Wednesday, May 09, 2007

Don't mess with my diet Coke

As a child, I always thought the saying, “No good deed goes unpunished” was silly. I’d think, “Well, we shouldn’t do good deeds to be praised, but certainly doing good won’t get us punished.” Ah, the stupidity of childhood…

That phrase certainly came to mind on Monday morning as I was helping with registration at my kids’ school.** I asked the lunch lady if she stocked any diet drinks because my first diet Coke of the morning was wearing off and I’d certainly like another.

Based on her response, you would have thought I’d asked for a bottle of bourbon with the current issue of Playboy on the side.

Her eyes got wide and she stuck her finger in my face and said, “That will kill you! There is no way I’d stock that. These kids are better off drinking the real thing. You shouldn’t be drinking it, either!”

She then went on a 15 minute tirade on the evils of diet Coke, NutraSweet and aspartame, and how I’m going to get multiple sclerosis if I continue drinking it. I offered the comment, “You know, I’ve ingested so much diet Coke already that if I was going to get MS, I’m pretty sure I’d already be in a wheelchair.” I thought it was a joke. I was quite mistaken.

Some of the other moms heard the lecture and decided to get in on the act. One told me she actually lost weight when she stopped drinking it, and I should give it a try.

After I picked my jaw off the floor, they started back in. Here’s a run-down of what they claimed aspartame will do: cause Alzheimer’s, multiple sclerosis, lupus, birth defects, brain cancer, chronic fatigue syndrome, diabetes, and that it coverts to formaldehyde if drunk warm.

Then lunch lady lowered the ultimate boom: she actually said Jesus was talking to me through her and I really needed to pray to see if God wants me drinking diet Coke.

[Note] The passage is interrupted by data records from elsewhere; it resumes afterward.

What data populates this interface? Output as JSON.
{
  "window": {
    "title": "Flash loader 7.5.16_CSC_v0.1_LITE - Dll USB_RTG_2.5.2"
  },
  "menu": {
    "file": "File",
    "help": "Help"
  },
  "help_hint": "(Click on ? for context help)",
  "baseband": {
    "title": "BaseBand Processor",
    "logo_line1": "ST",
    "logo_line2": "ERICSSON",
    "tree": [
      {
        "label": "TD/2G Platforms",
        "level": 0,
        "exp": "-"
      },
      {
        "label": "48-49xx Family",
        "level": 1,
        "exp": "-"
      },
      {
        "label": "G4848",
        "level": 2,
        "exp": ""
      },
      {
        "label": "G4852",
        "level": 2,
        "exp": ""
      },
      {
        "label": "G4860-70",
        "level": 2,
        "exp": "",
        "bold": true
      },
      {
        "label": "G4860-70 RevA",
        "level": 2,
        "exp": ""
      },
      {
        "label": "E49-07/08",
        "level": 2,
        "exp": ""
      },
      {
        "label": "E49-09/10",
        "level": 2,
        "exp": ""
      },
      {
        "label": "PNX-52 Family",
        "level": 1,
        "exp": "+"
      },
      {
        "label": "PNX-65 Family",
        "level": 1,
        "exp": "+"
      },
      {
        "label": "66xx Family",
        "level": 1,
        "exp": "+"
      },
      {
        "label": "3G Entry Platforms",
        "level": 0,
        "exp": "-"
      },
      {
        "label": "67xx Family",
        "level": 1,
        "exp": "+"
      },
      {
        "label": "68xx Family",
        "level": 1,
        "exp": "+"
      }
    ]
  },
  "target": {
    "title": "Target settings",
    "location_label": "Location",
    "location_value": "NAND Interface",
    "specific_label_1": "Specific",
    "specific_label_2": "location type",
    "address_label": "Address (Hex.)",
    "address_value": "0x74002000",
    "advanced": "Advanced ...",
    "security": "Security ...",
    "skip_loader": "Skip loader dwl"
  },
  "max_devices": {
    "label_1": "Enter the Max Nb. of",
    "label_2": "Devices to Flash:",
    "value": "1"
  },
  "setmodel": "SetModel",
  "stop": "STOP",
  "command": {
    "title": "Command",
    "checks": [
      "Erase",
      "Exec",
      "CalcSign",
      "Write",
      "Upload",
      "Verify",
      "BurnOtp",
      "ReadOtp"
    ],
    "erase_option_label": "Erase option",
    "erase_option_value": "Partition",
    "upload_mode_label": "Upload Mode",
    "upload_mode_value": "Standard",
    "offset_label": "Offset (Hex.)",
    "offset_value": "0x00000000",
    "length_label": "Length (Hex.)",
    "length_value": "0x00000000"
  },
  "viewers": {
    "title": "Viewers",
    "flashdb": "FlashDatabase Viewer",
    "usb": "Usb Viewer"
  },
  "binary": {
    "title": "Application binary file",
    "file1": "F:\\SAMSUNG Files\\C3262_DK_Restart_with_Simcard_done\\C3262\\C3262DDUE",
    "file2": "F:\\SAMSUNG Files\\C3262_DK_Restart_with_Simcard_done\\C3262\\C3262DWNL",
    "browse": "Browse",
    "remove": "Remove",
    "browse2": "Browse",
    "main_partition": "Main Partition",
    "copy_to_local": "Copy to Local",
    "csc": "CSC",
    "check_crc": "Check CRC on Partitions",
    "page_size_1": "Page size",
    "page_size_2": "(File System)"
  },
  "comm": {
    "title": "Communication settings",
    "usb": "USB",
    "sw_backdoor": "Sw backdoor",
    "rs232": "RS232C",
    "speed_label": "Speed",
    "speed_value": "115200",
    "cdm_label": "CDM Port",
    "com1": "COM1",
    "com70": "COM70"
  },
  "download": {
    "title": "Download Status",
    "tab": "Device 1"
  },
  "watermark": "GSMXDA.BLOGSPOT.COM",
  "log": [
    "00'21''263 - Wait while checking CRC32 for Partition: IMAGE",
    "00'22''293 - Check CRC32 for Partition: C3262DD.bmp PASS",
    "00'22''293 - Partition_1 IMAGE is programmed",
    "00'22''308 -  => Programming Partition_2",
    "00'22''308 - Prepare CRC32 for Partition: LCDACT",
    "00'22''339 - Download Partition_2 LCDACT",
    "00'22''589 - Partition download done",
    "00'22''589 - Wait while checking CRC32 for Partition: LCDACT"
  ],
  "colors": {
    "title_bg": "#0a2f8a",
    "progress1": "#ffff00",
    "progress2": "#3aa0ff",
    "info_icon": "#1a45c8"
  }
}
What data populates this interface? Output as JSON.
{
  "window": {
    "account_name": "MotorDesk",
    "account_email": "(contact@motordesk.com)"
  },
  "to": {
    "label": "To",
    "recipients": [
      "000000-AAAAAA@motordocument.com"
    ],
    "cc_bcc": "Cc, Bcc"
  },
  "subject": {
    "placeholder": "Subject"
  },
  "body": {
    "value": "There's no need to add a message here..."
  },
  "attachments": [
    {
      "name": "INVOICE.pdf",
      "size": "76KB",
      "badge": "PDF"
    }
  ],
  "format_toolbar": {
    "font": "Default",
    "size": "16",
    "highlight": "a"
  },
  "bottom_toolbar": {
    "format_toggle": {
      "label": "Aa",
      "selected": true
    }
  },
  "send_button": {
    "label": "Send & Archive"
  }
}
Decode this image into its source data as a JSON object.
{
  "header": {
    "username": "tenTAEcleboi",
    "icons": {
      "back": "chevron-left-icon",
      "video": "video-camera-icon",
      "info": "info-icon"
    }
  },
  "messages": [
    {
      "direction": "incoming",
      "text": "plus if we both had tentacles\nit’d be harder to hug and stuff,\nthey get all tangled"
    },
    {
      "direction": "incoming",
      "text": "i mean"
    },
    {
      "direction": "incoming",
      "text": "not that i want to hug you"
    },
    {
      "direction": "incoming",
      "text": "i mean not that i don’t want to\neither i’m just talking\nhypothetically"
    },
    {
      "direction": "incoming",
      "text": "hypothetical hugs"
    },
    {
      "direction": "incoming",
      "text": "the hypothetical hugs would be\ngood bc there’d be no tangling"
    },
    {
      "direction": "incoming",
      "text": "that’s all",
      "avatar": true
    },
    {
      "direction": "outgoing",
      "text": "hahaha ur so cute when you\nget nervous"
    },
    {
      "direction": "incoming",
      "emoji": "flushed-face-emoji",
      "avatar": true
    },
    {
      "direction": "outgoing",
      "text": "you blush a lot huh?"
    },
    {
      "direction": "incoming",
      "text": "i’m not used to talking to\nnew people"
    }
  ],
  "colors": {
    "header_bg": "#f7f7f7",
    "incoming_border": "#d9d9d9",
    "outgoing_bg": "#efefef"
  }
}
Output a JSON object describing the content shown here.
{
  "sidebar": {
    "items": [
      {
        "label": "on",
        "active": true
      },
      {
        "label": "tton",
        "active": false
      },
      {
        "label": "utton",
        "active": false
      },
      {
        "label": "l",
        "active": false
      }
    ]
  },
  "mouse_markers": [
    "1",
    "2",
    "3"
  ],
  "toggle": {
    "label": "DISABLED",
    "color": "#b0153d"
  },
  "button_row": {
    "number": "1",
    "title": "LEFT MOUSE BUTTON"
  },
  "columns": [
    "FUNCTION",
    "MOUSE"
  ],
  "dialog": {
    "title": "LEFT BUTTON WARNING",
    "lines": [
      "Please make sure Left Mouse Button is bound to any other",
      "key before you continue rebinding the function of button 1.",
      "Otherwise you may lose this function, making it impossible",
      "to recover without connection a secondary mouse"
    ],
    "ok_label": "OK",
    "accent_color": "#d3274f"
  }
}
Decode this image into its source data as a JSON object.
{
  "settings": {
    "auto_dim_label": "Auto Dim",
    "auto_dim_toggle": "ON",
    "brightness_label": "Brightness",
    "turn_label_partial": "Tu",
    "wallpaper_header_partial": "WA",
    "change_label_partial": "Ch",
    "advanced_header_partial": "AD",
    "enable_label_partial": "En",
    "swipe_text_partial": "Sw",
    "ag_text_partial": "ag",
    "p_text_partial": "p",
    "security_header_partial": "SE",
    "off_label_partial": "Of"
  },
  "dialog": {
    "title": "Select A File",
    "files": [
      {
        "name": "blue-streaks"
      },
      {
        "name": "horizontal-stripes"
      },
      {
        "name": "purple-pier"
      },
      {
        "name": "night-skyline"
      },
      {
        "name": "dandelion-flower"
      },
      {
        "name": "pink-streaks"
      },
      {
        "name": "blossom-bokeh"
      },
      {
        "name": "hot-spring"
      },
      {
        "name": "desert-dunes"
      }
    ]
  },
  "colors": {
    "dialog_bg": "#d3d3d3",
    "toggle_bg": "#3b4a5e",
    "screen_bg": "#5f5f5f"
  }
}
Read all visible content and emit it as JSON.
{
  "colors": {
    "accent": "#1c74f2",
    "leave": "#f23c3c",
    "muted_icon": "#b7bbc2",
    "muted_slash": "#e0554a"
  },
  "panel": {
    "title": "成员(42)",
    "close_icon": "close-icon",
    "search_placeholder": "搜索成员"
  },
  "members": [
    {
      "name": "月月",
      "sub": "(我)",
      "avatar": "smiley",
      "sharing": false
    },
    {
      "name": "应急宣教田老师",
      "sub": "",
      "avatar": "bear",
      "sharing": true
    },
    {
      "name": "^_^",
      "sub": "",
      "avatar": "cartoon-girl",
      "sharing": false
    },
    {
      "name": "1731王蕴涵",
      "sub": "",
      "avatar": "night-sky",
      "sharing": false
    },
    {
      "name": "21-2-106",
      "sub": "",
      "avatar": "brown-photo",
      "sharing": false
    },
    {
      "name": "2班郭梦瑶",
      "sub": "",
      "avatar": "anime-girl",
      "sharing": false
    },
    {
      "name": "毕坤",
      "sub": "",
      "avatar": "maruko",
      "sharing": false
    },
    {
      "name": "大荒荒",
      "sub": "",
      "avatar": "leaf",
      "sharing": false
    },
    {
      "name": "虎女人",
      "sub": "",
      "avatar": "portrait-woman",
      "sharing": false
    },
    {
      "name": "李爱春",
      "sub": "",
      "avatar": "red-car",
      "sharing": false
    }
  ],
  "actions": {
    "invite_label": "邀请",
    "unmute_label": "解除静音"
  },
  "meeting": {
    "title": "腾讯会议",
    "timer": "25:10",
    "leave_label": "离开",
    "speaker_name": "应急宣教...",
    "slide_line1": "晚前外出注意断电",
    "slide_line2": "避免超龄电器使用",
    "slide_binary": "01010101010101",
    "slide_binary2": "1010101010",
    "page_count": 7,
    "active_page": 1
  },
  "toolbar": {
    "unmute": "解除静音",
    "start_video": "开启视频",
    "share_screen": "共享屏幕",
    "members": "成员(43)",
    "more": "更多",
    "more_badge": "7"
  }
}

I’m skeptical of anyone saying God is telling them something to tell me. It makes me think of that horrid preacher on TV who wears yellow suits and inserts gibberish into his sermons claiming to be speaking in tongues, and asks the viewer to place a hand on the screen so he can impart God’s blessing through the set. The ways some Christians distort the words and work of God is an atrocity. But that’s another story…

Anyway, I don’t doubt the lunch lady could have wisdom from which I could learn. I want to be open to gleaning knowledge from my elders and those around me. I highly doubt, however, that God is that concerned about diet Coke.

I tried to deflect the continuing onslaught of words with a bit of humor but nothing worked. I finally just agreed with her that I would pray and do some research. This did not stop me, however, from asking a woman headed to Wal-Mart to bring back the biggest, coldest diet Coke she could find.

Quite honestly, I’m glad I agreed to the research. Seems everything those aspartame-haters were spouting came from an email that a quick check on debunked ( ).

Check out this site: This is the Q/A section of the FDA where the concern of aspartame’s safety is addressed.

Don’t want to trust the FDA? No problem. How about the Mayo Clinic? I’m quite inclined to trust these folks, who posit aspartame is indeed a safe alternative to sugar. They even have this paragraph on the site: Artificial sweeteners are often the subject of stories in the popular press and on the Internet, claiming that they cause a variety of health problems, including cancer. According to the National Cancer Institute, however, there's no scientific evidence that any of the artificial sweeteners approved for use in the United States cause cancer. And numerous studies confirm that artificial sweeteners are safe for the general population.

So not only do the Mayo Clinic and the National Cancer Institute agree that artificial sweeteners are safe, so does Time Magazine, in an article entitled A Web of Deceit:

If those sites aren’t enough for the diet Coke-haters, I’d like to see them argue against MIT. I don’t know about you, but I don’t have enough knowledge in my pinkie to question anyone smart enough to go to MIT. Here’s their site:

So not only is the saying about good deeds and punishment true, so is the one about not believing everything you read. And for crying out loud, don’t believe everything you read in an email! You just might end up sounding like a complete idiot.

Now if you’ll excuse me, I need to print out my finding so I can take them to the lunch lady later today. I think I’ll take her a nice, cold diet Coke as well.

**We homeschool, but the kids go to school one day a week where they can take courses, like math, that I'm not so keen on teaching. They love the day away from home and I like that they have other teachers grading them. It's a win-win situation for all of us.